%%
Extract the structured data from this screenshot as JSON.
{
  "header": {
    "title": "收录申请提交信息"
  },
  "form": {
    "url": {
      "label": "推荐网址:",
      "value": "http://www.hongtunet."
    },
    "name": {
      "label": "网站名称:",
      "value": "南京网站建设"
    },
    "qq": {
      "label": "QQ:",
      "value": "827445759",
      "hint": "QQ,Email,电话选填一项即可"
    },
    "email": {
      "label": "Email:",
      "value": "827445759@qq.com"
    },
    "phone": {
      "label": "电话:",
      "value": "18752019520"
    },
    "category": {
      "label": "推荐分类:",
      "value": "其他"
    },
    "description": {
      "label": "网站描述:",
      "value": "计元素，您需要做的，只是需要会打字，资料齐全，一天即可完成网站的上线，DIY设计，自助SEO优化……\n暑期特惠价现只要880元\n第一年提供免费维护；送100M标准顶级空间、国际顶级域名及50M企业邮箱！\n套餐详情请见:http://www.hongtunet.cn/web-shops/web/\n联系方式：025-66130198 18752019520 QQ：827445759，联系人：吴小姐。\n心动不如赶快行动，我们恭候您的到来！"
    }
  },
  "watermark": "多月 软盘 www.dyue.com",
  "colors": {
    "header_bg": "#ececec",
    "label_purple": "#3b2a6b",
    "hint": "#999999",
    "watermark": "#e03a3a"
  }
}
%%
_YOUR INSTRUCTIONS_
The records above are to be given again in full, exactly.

_WRITTEN REPLY_
Extract the structured data from this screenshot as JSON.
{
  "header": {
    "title": "收录申请提交信息"
  },
  "form": {
    "url": {
      "label": "推荐网址:",
      "value": "http://www.hongtunet."
    },
    "name": {
      "label": "网站名称:",
      "value": "南京网站建设"
    },
    "qq": {
      "label": "QQ:",
      "value": "827445759",
      "hint": "QQ,Email,电话选填一项即可"
    },
    "email": {
      "label": "Email:",
      "value": "827445759@qq.com"
    },
    "phone": {
      "label": "电话:",
      "value": "18752019520"
    },
    "category": {
      "label": "推荐分类:",
      "value": "其他"
    },
    "description": {
      "label": "网站描述:",
      "value": "计元素，您需要做的，只是需要会打字，资料齐全，一天即可完成网站的上线，DIY设计，自助SEO优化……\n暑期特惠价现只要880元\n第一年提供免费维护；送100M标准顶级空间、国际顶级域名及50M企业邮箱！\n套餐详情请见:http://www.hongtunet.cn/web-shops/web/\n联系方式：025-66130198 18752019520 QQ：827445759，联系人：吴小姐。\n心动不如赶快行动，我们恭候您的到来！"
    }
  },
  "watermark": "多月 软盘 www.dyue.com",
  "colors": {
    "header_bg": "#ececec",
    "label_purple": "#3b2a6b",
    "hint": "#999999",
    "watermark": "#e03a3a"
  }
}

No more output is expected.